It’s fair to say that our time spent with Chabad during our remaining college years taught me enough to understand how little I really knew about Torah and mitzvot. It was rather humbling to begin to appreciate and address the huge gaps I had in my knowledge. It’s a gap I’m continuing to try and fill until today. But most importantly, it helped us, as a young married couple, reach a pivotal decision: when we had a family, we would do everything within our power to assure that our children had the best and most comprehensive Jewish educations that were available. What this meant was that from kindergarten, all four of our children went to top yeshivah day schools. All four went to yeshivah high schools. All four did a gap year attending Israeli yeshivot and seminaries, and then all four attended Yeshiva University or institutions of higher learning in Israel.

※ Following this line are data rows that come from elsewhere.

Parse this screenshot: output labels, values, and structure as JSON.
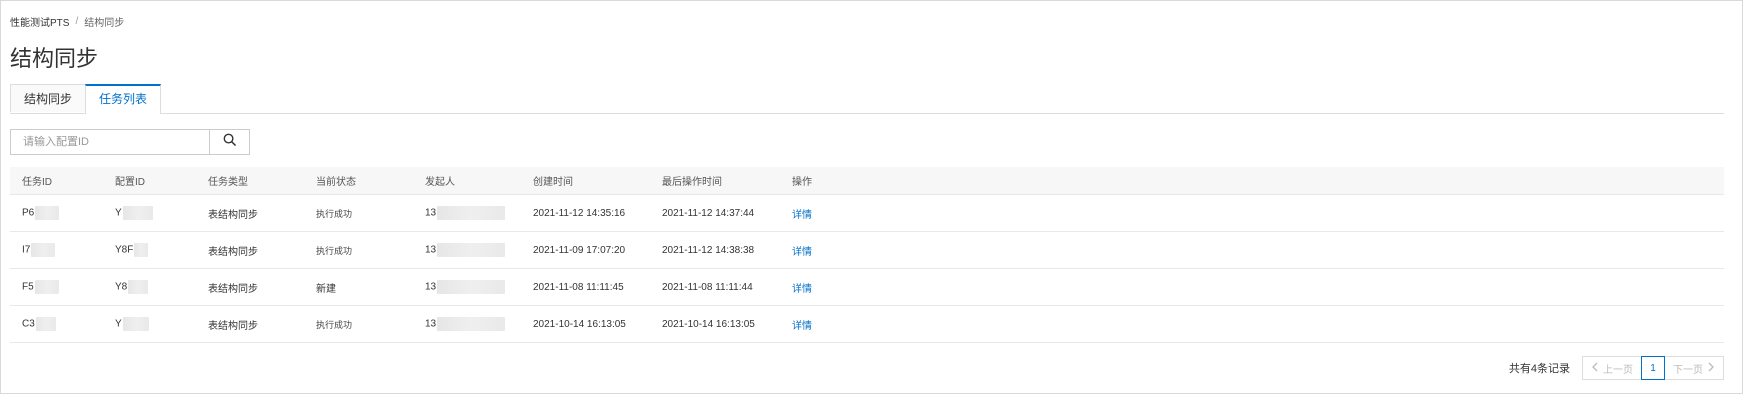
{
  "breadcrumb": {
    "root": "性能测试PTS",
    "separator": "/",
    "current": "结构同步"
  },
  "page": {
    "title": "结构同步"
  },
  "tabs": [
    {
      "label": "结构同步",
      "active": false
    },
    {
      "label": "任务列表",
      "active": true
    }
  ],
  "search": {
    "placeholder": "请输入配置ID",
    "value": ""
  },
  "table": {
    "columns": [
      "任务ID",
      "配置ID",
      "任务类型",
      "当前状态",
      "发起人",
      "创建时间",
      "最后操作时间",
      "操作"
    ],
    "rows": [
      {
        "task_id": "P6",
        "config_id": "Y",
        "task_type": "表结构同步",
        "status": "执行成功",
        "initiator": "13",
        "created": "2021-11-12 14:35:16",
        "last_op": "2021-11-12 14:37:44",
        "action": "详情"
      },
      {
        "task_id": "I7",
        "config_id": "Y8F",
        "task_type": "表结构同步",
        "status": "执行成功",
        "initiator": "13",
        "created": "2021-11-09 17:07:20",
        "last_op": "2021-11-12 14:38:38",
        "action": "详情"
      },
      {
        "task_id": "F5",
        "config_id": "Y8",
        "task_type": "表结构同步",
        "status": "新建",
        "initiator": "13",
        "created": "2021-11-08 11:11:45",
        "last_op": "2021-11-08 11:11:44",
        "action": "详情"
      },
      {
        "task_id": "C3",
        "config_id": "Y",
        "task_type": "表结构同步",
        "status": "执行成功",
        "initiator": "13",
        "created": "2021-10-14 16:13:05",
        "last_op": "2021-10-14 16:13:05",
        "action": "详情"
      }
    ]
  },
  "pagination": {
    "total_text": "共有4条记录",
    "prev_label": "上一页",
    "next_label": "下一页",
    "current_page": "1"
  },
  "colors": {
    "accent": "#0070cc",
    "border": "#dddddd",
    "header_bg": "#f7f7f7"
  },
  "icons": {
    "search": "search-icon",
    "prev": "chevron-left-icon",
    "next": "chevron-right-icon"
  }
}
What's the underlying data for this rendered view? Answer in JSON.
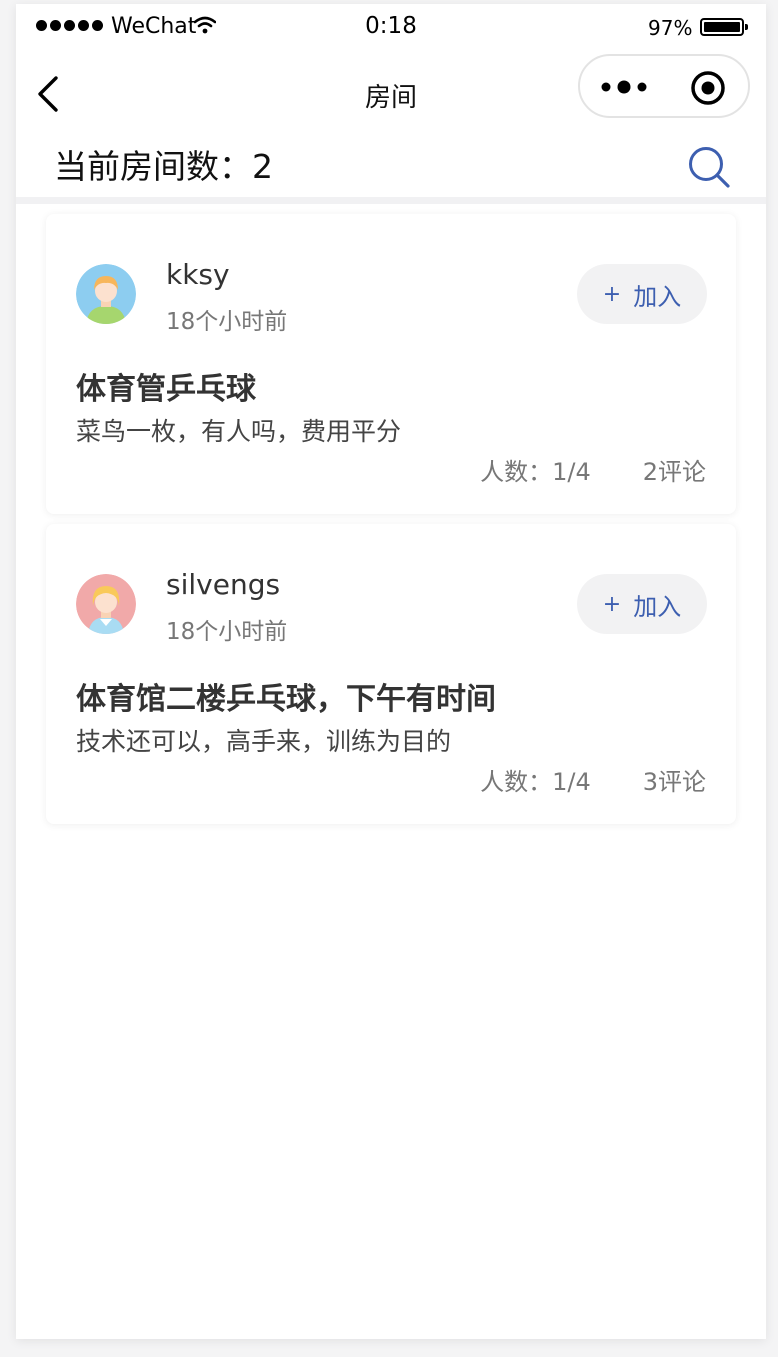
{
  "status_bar": {
    "carrier": "WeChat",
    "time": "0:18",
    "battery": "97%"
  },
  "nav": {
    "title": "房间"
  },
  "header": {
    "room_count": "当前房间数：2"
  },
  "rooms": [
    {
      "username": "kksy",
      "time_ago": "18个小时前",
      "join_label": "加入",
      "title": "体育管乒乓球",
      "description": "菜鸟一枚，有人吗，费用平分",
      "people": "人数：1/4",
      "comments": "2评论"
    },
    {
      "username": "silvengs",
      "time_ago": "18个小时前",
      "join_label": "加入",
      "title": "体育馆二楼乒乓球，下午有时间",
      "description": "技术还可以，高手来，训练为目的",
      "people": "人数：1/4",
      "comments": "3评论"
    }
  ],
  "colors": {
    "accent": "#3d5fb0",
    "background": "#ffffff",
    "join_button_bg": "#f2f2f3"
  },
  "icons": {
    "back": "chevron-left-icon",
    "more": "more-dots-icon",
    "close_target": "target-icon",
    "search": "search-icon",
    "avatar_1": "avatar-boy-icon",
    "avatar_2": "avatar-girl-icon"
  }
}
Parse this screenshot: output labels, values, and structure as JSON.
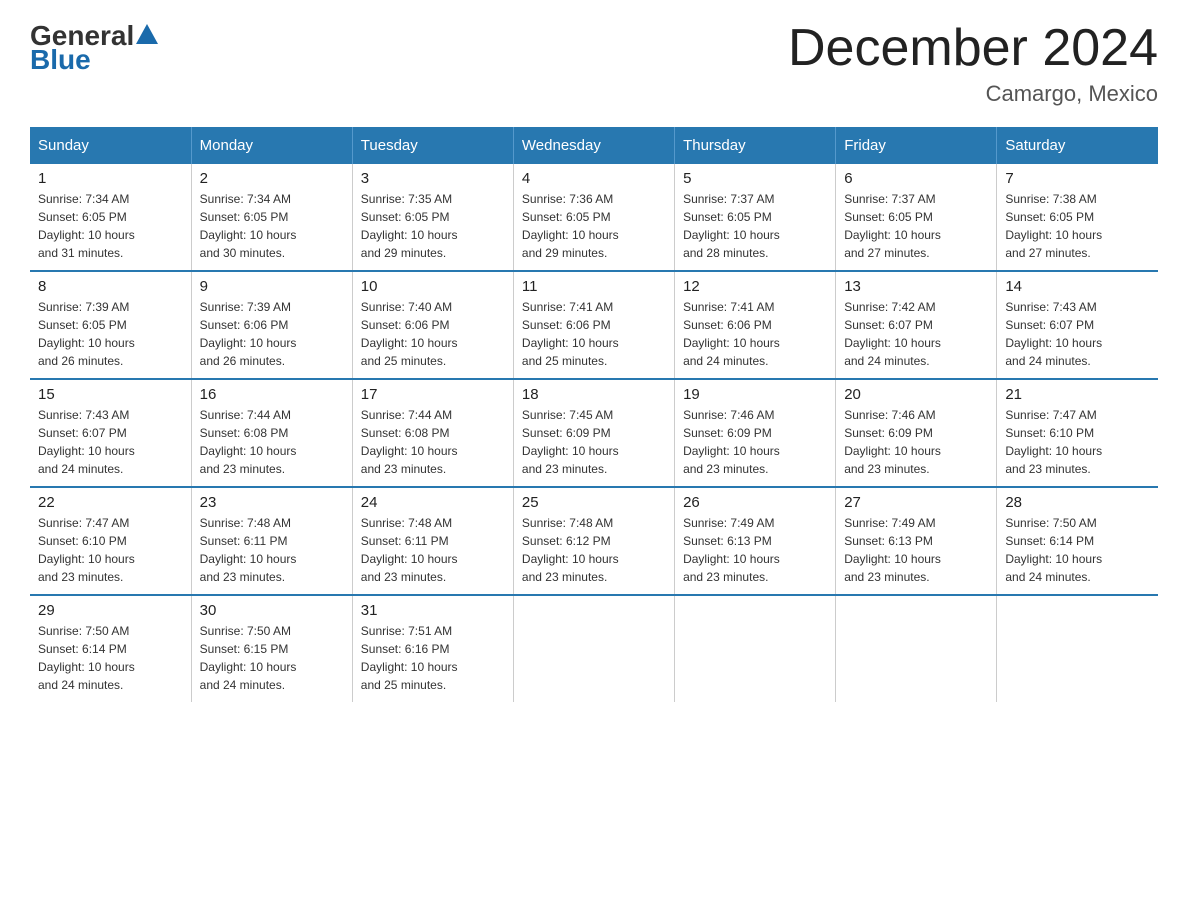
{
  "logo": {
    "text_general": "General",
    "triangle": "▲",
    "text_blue": "Blue"
  },
  "header": {
    "title": "December 2024",
    "subtitle": "Camargo, Mexico"
  },
  "weekdays": [
    "Sunday",
    "Monday",
    "Tuesday",
    "Wednesday",
    "Thursday",
    "Friday",
    "Saturday"
  ],
  "weeks": [
    [
      {
        "day": "1",
        "sunrise": "7:34 AM",
        "sunset": "6:05 PM",
        "daylight": "10 hours and 31 minutes."
      },
      {
        "day": "2",
        "sunrise": "7:34 AM",
        "sunset": "6:05 PM",
        "daylight": "10 hours and 30 minutes."
      },
      {
        "day": "3",
        "sunrise": "7:35 AM",
        "sunset": "6:05 PM",
        "daylight": "10 hours and 29 minutes."
      },
      {
        "day": "4",
        "sunrise": "7:36 AM",
        "sunset": "6:05 PM",
        "daylight": "10 hours and 29 minutes."
      },
      {
        "day": "5",
        "sunrise": "7:37 AM",
        "sunset": "6:05 PM",
        "daylight": "10 hours and 28 minutes."
      },
      {
        "day": "6",
        "sunrise": "7:37 AM",
        "sunset": "6:05 PM",
        "daylight": "10 hours and 27 minutes."
      },
      {
        "day": "7",
        "sunrise": "7:38 AM",
        "sunset": "6:05 PM",
        "daylight": "10 hours and 27 minutes."
      }
    ],
    [
      {
        "day": "8",
        "sunrise": "7:39 AM",
        "sunset": "6:05 PM",
        "daylight": "10 hours and 26 minutes."
      },
      {
        "day": "9",
        "sunrise": "7:39 AM",
        "sunset": "6:06 PM",
        "daylight": "10 hours and 26 minutes."
      },
      {
        "day": "10",
        "sunrise": "7:40 AM",
        "sunset": "6:06 PM",
        "daylight": "10 hours and 25 minutes."
      },
      {
        "day": "11",
        "sunrise": "7:41 AM",
        "sunset": "6:06 PM",
        "daylight": "10 hours and 25 minutes."
      },
      {
        "day": "12",
        "sunrise": "7:41 AM",
        "sunset": "6:06 PM",
        "daylight": "10 hours and 24 minutes."
      },
      {
        "day": "13",
        "sunrise": "7:42 AM",
        "sunset": "6:07 PM",
        "daylight": "10 hours and 24 minutes."
      },
      {
        "day": "14",
        "sunrise": "7:43 AM",
        "sunset": "6:07 PM",
        "daylight": "10 hours and 24 minutes."
      }
    ],
    [
      {
        "day": "15",
        "sunrise": "7:43 AM",
        "sunset": "6:07 PM",
        "daylight": "10 hours and 24 minutes."
      },
      {
        "day": "16",
        "sunrise": "7:44 AM",
        "sunset": "6:08 PM",
        "daylight": "10 hours and 23 minutes."
      },
      {
        "day": "17",
        "sunrise": "7:44 AM",
        "sunset": "6:08 PM",
        "daylight": "10 hours and 23 minutes."
      },
      {
        "day": "18",
        "sunrise": "7:45 AM",
        "sunset": "6:09 PM",
        "daylight": "10 hours and 23 minutes."
      },
      {
        "day": "19",
        "sunrise": "7:46 AM",
        "sunset": "6:09 PM",
        "daylight": "10 hours and 23 minutes."
      },
      {
        "day": "20",
        "sunrise": "7:46 AM",
        "sunset": "6:09 PM",
        "daylight": "10 hours and 23 minutes."
      },
      {
        "day": "21",
        "sunrise": "7:47 AM",
        "sunset": "6:10 PM",
        "daylight": "10 hours and 23 minutes."
      }
    ],
    [
      {
        "day": "22",
        "sunrise": "7:47 AM",
        "sunset": "6:10 PM",
        "daylight": "10 hours and 23 minutes."
      },
      {
        "day": "23",
        "sunrise": "7:48 AM",
        "sunset": "6:11 PM",
        "daylight": "10 hours and 23 minutes."
      },
      {
        "day": "24",
        "sunrise": "7:48 AM",
        "sunset": "6:11 PM",
        "daylight": "10 hours and 23 minutes."
      },
      {
        "day": "25",
        "sunrise": "7:48 AM",
        "sunset": "6:12 PM",
        "daylight": "10 hours and 23 minutes."
      },
      {
        "day": "26",
        "sunrise": "7:49 AM",
        "sunset": "6:13 PM",
        "daylight": "10 hours and 23 minutes."
      },
      {
        "day": "27",
        "sunrise": "7:49 AM",
        "sunset": "6:13 PM",
        "daylight": "10 hours and 23 minutes."
      },
      {
        "day": "28",
        "sunrise": "7:50 AM",
        "sunset": "6:14 PM",
        "daylight": "10 hours and 24 minutes."
      }
    ],
    [
      {
        "day": "29",
        "sunrise": "7:50 AM",
        "sunset": "6:14 PM",
        "daylight": "10 hours and 24 minutes."
      },
      {
        "day": "30",
        "sunrise": "7:50 AM",
        "sunset": "6:15 PM",
        "daylight": "10 hours and 24 minutes."
      },
      {
        "day": "31",
        "sunrise": "7:51 AM",
        "sunset": "6:16 PM",
        "daylight": "10 hours and 25 minutes."
      },
      null,
      null,
      null,
      null
    ]
  ],
  "labels": {
    "sunrise": "Sunrise:",
    "sunset": "Sunset:",
    "daylight": "Daylight:"
  }
}
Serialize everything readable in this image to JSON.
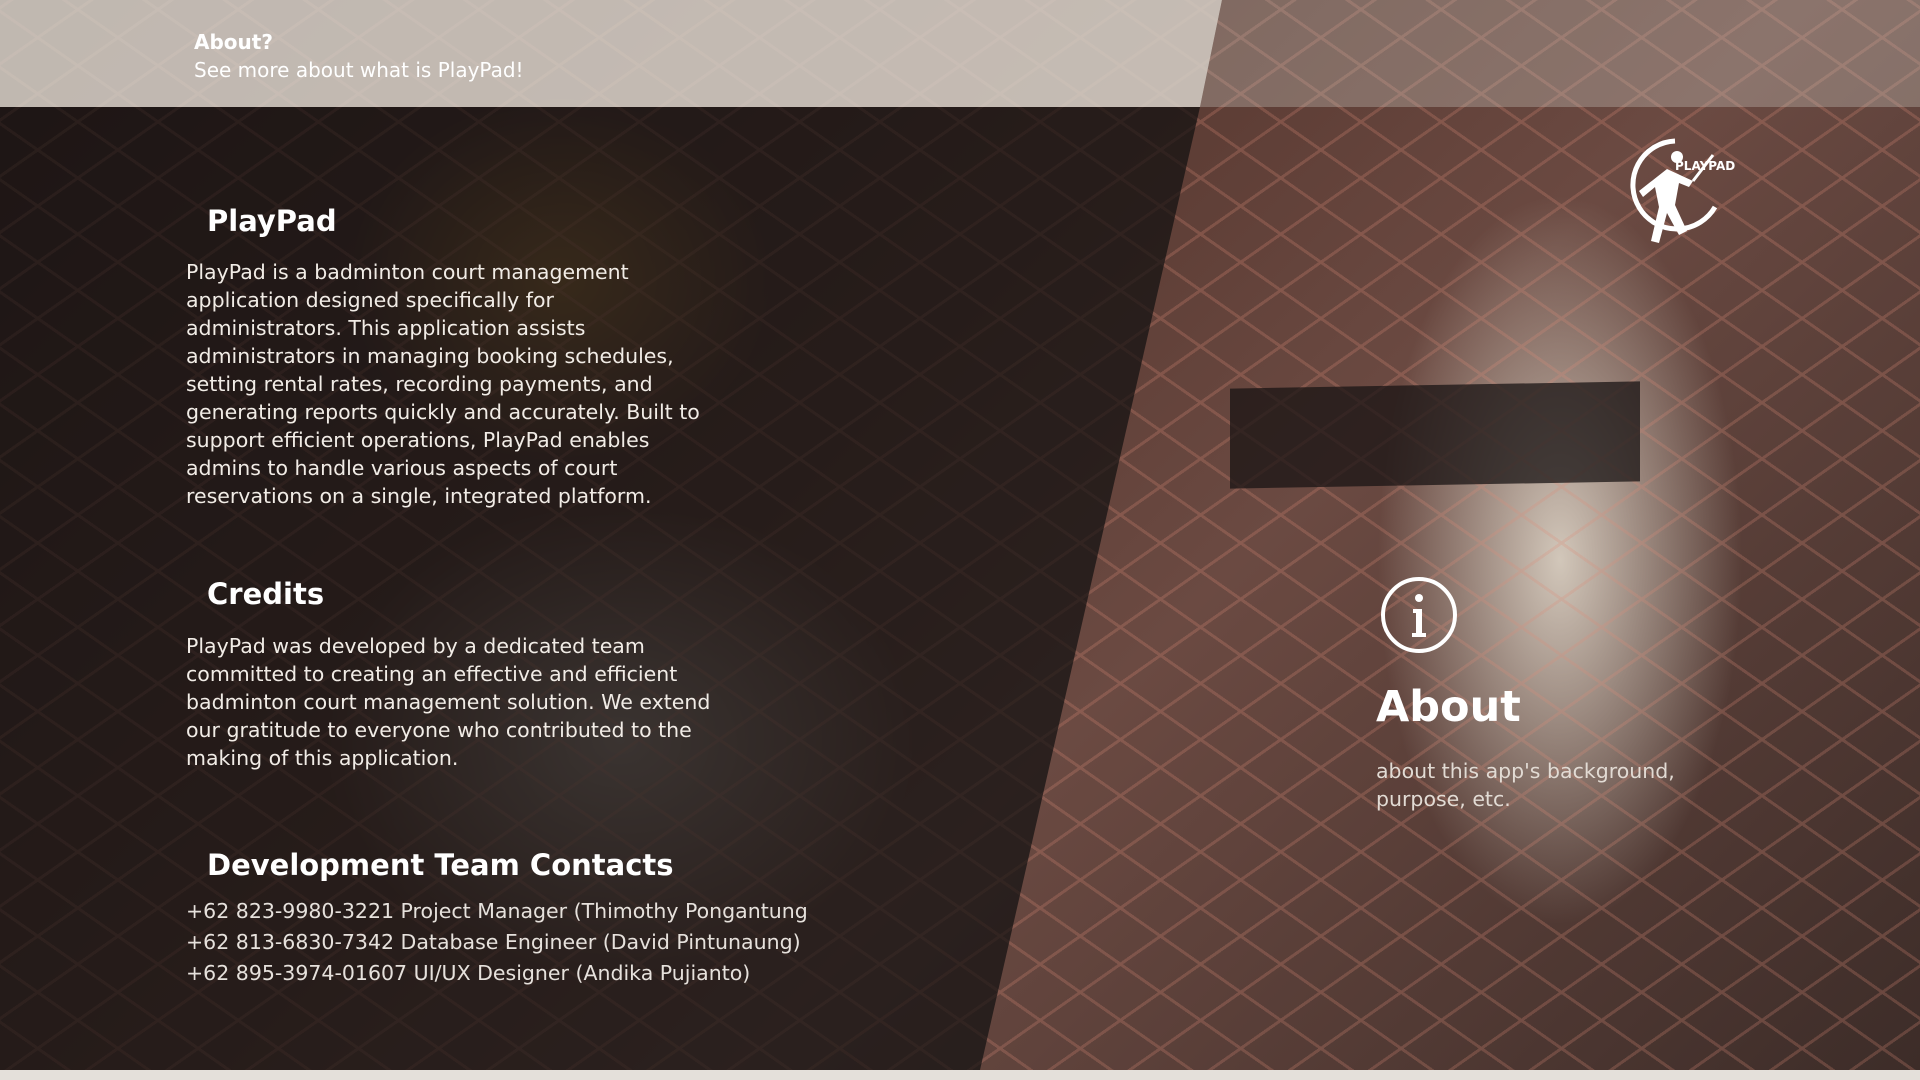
{
  "header": {
    "title": "About?",
    "subtitle": "See more about what is PlayPad!"
  },
  "sections": {
    "playpad": {
      "title": "PlayPad",
      "body": "PlayPad is a badminton court management application designed specifically for administrators. This application assists administrators in managing booking schedules, setting rental rates, recording payments, and generating reports quickly and accurately. Built to support efficient operations, PlayPad enables admins to handle various aspects of court reservations on a single, integrated platform."
    },
    "credits": {
      "title": "Credits",
      "body": "PlayPad was developed by a dedicated team committed to creating an effective and efficient badminton court management solution. We extend our gratitude to everyone who contributed to the making of this application."
    },
    "contacts": {
      "title": "Development Team Contacts",
      "items": [
        "+62 823-9980-3221 Project Manager (Thimothy Pongantung",
        "+62 813-6830-7342 Database Engineer (David Pintunaung)",
        "+62 895-3974-01607 UI/UX Designer (Andika Pujianto)"
      ]
    }
  },
  "about": {
    "icon": "info-icon",
    "title": "About",
    "description": "about this app's background, purpose, etc."
  },
  "logo": {
    "text": "PLAYPAD",
    "icon": "badminton-player-logo"
  },
  "colors": {
    "header_overlay": "#d6d0c8",
    "dark_panel": "#121010",
    "text_primary": "#ffffff"
  }
}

And what has been the outcome? Remarkably,It was humbling to appreciate the huge gaps I had in my knowledge both my sons and my two sons-in-law are ordained Orthodox rabbis in addition to their professional degrees. Think about that. We have four rabbis in our home! All of our children and in-law children are fully engaged in the most intimate way in serious Torah study and connectivity to every aspect of Jewish communal life. Most of us are now living in Israel. Proudly, there is army service, Sherut Leumi, volunteerism, chesed, Jewish communal work and connectivity of every description. In short: full Jewish engagement and lives built around Torah and mitzvot. Could a parent hope and pray for anything more?

I recently read Tzvi Freeman’s Bringing Heaven Down To Earth: Meditations on the Wisdom of the Rebbe. I found the following quote captures the importance of my father’s initial decision to provide his children with a Jewish education. He could never have imagined how that one positive step would blossom exponentially in ways that will assure the Jewish future of his family:

“Know that along with every blade of grass and every speeding electron, so too your own thoughts and decisions are directed with the same wondrous meaning and purpose by the One who created and directs all things. You only need to decide to do the right thing and His holy hand guides you on that path. This is what confidence in the Director of the world is all about: A conviction that since He is the essence of good, therefore all things are for the good-the obvious good.”

Simply put: Our family today is the living proof that if one turns to G‑d, He will turn to you.